Mexican authorities on Monday stood by their conclusion that 43 students who disappeared last year were incinerated at a landfill by a drug gang, even though independent investigators rejected that account.
Tomas Zeron, the director of investigations at the attorney general's office, told Radio Formula that "conclusive" expert analyses show that "a great number of students were executed at the garbage dump, incinerated and then (their remains) taken to a river."
Zeron spoke a day after investigators from the Inter-American Commission on Human Rights released a report saying that there was "no evidence" that the young men were burned at that site.
Attorney General Arely Gomez said on Sunday that her office would take the commission's report into account and she ordered a new forensic investigations at the dump site.
Zeron said the new forensic investigation would "attempt to reach a unanimous decision about what happened there and validate our (conclusion)."
The commission cited an international fire expert who concluded that it would take 60 hours and nearly 60 tonnes of wood, tires and diesel to cremate 43 bodies.

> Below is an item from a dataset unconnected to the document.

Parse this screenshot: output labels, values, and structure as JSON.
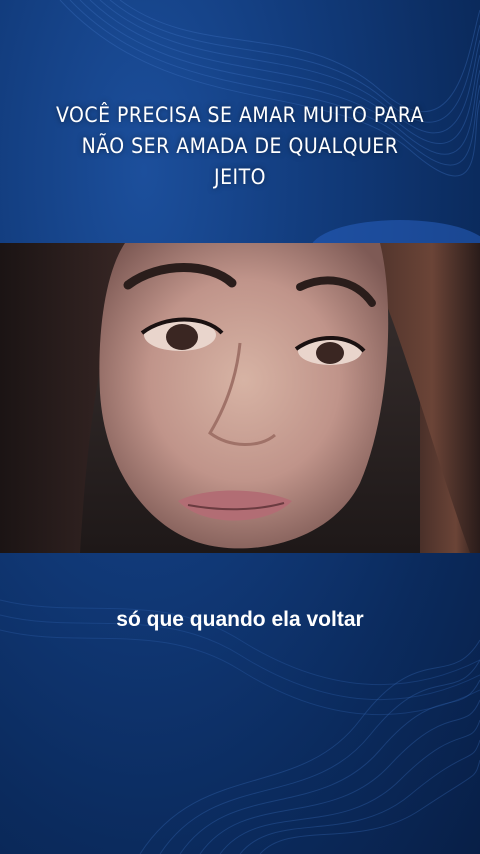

Citing the testimony of gang suspects, the attorney general's office had declared last year that the students had been incinerated in a huge funeral pyre that lasted 14 hours.